Moily had earlier this week visit Ashgabat to attend the 17th Steering Committee meeting for the TAPI project. He also met Turkmenistan President Gurbanguly Berdimuhamedov.
"The Turkmen President gave a categorical personal commitment and expressed strong determination for the timely implementation of the TAPI project," Moily told reporters here.
The multi-billion dollar project is to be executed by a consortium of international energy firms but no company with experience in building and operating transnational pipelines has so far come forward. The energy giants want a stake in the gas field in Turkmenistan as an incentive for building TAPI.
"Turkmenistan has agreed to consider the request of giving a stake in the gas field (that will feed TAPI)," Moily said.
The necessity for selection of an appropriate consortium leader at the earliest was also agreed upon, he said.
"A positive ambiance for the Steering Committee meeting was created by signing of the Gas Sales and Purchase Agreement (GSPA) that had, so far, been pending between Afghanistan and Turkmenistan; thereby completing the explicit commitment of all four countries involved in the project," Moily said.
India and Pakistan had previously signed separate GSPAs with Turkmenistan for buying gas through the pipeline.
"The Steering Committee decided to conclude the Transaction Advisory Services Agreement and the formation of TAPI Ltd (which will build the project) in a time bound manner and committed to the timeline for completion of the project by 2017," the minister said.
The major objective of the Transaction Advisor Services was to search for a lead partner in the consortium (the consortium leader). A shortlist of companies will be provided by the Turkmen to the buyers by October/November, 2013 for consideration as the potential consortium leader for TAPI Ltd.
Currently, national oil companies of India, Pakistan, Afghanistan and Turkmensitan hold 25 percent stake in TAPI Ltd. The consortium leader will take 50 percent interest, reducing stakes of the participating countries.

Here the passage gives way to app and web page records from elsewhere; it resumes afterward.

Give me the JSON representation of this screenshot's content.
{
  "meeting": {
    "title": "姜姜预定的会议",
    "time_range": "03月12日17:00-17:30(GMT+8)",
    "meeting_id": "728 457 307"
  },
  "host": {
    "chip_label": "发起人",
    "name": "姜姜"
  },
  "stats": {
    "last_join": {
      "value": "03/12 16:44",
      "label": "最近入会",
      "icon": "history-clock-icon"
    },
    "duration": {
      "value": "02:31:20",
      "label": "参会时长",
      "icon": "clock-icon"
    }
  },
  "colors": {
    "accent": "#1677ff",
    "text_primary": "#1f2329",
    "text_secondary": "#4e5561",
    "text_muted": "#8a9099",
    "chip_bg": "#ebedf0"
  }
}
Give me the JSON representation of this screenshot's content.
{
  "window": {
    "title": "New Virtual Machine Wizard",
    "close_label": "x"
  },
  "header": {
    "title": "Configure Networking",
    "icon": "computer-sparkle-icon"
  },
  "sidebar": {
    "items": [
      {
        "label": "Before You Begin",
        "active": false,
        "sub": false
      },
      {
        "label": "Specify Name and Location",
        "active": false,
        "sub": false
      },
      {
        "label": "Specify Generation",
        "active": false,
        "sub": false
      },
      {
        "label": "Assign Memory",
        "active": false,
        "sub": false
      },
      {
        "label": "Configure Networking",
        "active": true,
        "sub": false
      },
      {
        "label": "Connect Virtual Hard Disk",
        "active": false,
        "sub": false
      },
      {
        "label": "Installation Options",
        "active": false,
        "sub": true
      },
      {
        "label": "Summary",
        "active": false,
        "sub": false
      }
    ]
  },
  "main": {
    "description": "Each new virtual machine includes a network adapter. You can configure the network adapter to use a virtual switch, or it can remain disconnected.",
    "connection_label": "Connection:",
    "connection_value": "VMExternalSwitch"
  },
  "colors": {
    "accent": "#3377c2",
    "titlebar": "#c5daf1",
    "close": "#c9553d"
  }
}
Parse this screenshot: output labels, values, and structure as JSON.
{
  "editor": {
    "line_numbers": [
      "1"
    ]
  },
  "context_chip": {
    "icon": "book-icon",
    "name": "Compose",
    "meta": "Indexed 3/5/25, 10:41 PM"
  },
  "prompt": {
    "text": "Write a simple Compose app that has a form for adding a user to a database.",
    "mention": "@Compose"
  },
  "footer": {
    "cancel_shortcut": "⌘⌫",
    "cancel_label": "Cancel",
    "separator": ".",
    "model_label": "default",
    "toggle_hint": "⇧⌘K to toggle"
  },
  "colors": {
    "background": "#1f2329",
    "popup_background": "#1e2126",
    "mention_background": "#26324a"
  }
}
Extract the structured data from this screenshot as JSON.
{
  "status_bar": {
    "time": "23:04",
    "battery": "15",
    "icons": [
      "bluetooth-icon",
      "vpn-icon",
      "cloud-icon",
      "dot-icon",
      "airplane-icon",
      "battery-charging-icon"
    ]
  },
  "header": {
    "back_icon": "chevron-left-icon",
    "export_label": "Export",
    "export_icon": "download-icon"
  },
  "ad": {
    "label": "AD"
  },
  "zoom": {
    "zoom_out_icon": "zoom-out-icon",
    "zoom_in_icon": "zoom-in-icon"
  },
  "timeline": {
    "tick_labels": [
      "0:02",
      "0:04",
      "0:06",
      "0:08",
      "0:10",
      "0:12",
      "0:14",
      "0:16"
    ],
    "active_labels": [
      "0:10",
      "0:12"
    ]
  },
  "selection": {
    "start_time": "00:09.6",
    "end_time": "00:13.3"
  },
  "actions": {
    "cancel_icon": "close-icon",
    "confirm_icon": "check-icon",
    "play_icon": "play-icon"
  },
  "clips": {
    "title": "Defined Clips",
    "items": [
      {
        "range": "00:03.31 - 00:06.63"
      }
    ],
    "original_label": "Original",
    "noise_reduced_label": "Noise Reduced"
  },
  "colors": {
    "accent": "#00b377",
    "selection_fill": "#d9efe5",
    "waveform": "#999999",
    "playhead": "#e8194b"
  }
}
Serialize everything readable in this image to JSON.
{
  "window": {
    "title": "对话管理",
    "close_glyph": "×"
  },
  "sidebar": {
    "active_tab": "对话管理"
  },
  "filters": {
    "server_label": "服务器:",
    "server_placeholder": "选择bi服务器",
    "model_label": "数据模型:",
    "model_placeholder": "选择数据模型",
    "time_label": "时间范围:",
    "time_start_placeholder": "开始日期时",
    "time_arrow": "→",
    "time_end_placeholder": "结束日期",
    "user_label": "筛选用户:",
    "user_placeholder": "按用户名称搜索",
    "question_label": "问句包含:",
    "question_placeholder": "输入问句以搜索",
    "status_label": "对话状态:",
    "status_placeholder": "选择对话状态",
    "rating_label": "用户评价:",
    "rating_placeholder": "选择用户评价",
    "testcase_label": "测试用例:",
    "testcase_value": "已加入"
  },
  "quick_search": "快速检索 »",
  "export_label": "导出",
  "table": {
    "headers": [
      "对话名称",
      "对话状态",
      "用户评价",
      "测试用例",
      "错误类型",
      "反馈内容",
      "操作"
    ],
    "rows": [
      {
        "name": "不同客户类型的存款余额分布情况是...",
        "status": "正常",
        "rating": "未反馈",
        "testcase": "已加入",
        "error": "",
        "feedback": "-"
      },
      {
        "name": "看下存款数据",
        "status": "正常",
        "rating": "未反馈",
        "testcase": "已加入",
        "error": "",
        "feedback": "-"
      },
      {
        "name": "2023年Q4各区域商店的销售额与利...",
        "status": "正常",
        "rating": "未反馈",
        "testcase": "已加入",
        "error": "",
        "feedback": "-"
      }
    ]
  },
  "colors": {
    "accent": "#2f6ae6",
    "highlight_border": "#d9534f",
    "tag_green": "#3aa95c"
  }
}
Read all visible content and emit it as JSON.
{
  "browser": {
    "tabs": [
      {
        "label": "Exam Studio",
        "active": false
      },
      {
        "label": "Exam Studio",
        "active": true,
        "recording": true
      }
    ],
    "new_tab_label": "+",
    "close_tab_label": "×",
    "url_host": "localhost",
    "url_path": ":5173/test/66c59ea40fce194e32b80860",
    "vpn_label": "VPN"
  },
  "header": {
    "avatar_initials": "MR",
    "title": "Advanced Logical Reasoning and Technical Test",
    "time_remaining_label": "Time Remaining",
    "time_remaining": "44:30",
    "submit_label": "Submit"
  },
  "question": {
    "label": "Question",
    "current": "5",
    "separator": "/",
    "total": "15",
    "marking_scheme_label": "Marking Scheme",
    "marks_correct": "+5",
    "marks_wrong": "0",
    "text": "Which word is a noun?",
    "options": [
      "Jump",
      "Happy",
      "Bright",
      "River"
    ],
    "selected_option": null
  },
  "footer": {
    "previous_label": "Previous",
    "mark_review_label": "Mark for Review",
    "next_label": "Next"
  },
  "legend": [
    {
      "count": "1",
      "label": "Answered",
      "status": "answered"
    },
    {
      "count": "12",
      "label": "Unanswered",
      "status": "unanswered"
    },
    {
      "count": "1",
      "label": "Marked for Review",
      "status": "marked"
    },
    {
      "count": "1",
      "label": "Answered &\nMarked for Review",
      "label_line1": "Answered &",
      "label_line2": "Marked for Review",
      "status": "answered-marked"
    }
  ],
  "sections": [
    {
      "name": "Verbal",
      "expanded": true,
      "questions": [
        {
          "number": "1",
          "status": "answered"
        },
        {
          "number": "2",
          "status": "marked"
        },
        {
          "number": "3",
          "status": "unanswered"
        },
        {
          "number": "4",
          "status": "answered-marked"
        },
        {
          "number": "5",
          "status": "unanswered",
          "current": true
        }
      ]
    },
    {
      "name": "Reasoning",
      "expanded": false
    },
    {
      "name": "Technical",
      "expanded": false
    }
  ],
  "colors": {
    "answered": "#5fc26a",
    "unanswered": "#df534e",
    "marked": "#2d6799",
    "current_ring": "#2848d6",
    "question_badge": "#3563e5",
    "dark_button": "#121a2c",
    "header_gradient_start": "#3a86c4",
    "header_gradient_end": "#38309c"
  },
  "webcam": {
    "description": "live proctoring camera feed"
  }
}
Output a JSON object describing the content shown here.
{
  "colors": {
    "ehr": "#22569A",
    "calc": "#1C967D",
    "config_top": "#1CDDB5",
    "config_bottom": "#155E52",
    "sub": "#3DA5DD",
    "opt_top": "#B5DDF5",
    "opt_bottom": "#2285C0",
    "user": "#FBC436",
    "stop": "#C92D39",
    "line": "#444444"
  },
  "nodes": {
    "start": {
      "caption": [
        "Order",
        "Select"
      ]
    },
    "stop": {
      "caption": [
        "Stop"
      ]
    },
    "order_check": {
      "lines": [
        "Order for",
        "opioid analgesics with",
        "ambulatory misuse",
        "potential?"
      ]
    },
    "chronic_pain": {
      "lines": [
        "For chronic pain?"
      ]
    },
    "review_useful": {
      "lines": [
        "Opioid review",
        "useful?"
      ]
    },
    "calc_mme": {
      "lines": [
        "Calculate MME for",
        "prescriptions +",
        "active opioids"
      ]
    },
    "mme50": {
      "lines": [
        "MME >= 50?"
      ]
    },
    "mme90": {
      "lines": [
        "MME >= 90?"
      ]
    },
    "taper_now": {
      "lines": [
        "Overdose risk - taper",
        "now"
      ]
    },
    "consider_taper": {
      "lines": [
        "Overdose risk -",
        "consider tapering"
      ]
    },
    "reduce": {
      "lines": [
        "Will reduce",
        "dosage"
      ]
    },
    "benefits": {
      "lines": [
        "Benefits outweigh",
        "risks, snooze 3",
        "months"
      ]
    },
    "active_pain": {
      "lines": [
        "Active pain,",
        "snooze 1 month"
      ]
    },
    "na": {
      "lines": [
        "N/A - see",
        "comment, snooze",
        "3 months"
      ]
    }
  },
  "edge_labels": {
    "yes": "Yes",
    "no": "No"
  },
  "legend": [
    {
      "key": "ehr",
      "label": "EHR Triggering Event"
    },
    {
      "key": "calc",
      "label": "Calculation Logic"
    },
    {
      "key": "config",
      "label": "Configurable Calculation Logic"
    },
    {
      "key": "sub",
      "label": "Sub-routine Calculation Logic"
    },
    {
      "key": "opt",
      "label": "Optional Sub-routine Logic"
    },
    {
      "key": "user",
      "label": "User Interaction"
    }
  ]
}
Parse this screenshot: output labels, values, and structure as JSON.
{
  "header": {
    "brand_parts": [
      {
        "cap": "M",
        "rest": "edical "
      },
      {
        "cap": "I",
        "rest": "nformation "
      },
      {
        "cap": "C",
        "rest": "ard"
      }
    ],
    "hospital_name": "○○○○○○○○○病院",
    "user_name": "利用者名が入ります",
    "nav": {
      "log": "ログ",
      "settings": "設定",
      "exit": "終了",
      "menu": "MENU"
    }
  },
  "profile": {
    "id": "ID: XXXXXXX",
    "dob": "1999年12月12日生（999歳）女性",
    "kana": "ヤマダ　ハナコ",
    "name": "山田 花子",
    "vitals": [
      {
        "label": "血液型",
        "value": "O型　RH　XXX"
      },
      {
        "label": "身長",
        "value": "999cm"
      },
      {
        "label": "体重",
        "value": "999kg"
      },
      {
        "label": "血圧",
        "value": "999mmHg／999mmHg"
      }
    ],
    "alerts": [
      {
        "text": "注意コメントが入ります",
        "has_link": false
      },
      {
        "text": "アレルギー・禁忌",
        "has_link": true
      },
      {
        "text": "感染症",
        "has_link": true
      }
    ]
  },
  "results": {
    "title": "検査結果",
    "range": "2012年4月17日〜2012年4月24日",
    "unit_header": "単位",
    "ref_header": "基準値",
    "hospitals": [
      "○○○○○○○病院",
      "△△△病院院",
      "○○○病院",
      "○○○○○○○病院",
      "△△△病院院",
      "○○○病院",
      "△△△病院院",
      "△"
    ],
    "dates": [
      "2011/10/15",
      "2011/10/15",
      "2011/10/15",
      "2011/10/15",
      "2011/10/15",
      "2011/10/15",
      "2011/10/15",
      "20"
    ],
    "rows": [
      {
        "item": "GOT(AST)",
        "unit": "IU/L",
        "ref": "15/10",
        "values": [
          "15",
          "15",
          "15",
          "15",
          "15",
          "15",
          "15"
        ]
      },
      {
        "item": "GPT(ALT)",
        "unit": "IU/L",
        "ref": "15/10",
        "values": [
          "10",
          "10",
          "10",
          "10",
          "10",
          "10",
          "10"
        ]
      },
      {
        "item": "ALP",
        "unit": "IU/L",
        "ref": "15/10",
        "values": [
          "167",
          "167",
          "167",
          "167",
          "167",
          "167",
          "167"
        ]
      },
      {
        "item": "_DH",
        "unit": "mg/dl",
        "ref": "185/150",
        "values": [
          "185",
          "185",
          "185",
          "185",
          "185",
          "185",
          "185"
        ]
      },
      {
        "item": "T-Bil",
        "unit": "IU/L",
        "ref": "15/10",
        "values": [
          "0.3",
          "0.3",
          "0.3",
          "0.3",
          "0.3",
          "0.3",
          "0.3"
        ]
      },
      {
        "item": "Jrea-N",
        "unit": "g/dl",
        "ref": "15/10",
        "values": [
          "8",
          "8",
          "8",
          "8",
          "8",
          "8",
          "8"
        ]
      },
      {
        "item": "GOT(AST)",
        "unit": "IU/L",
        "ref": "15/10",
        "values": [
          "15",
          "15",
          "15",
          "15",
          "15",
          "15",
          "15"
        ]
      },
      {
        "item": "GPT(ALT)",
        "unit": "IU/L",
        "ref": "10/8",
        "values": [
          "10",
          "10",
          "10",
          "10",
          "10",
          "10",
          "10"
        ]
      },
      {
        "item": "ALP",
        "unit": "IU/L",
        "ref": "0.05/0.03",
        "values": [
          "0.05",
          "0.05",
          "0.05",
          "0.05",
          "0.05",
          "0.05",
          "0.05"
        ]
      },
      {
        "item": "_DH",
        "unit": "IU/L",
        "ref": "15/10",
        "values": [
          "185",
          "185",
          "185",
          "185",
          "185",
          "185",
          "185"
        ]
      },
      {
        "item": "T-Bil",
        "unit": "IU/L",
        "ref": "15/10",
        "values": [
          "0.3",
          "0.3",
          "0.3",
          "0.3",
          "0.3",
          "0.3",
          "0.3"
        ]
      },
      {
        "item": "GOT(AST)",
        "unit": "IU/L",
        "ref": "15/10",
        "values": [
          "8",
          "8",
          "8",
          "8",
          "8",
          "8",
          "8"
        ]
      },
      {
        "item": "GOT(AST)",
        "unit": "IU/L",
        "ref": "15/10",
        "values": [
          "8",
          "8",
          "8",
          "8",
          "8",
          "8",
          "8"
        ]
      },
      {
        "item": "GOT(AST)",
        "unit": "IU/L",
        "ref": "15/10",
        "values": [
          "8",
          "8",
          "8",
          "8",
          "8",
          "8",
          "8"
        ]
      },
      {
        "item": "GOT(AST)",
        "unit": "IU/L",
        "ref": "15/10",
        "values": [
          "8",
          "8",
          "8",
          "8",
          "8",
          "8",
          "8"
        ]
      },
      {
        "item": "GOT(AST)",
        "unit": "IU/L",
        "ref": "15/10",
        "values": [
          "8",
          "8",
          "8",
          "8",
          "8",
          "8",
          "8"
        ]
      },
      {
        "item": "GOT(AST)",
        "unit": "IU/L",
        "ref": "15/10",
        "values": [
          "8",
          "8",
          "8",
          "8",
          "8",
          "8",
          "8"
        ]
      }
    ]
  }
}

Asked about the security of supplies through troubled regions of Afghanistan and Pakistan, Moily said the project is being structured in such a way that supplies reach safely.
The international consortium would be responsible for safe delivery of gas at Indian border and New Delhi will pay for the gas only on condition on receiving physical supplies of the fuel at its border, he added.
First Published: Thursday, July 11, 2013, 19:17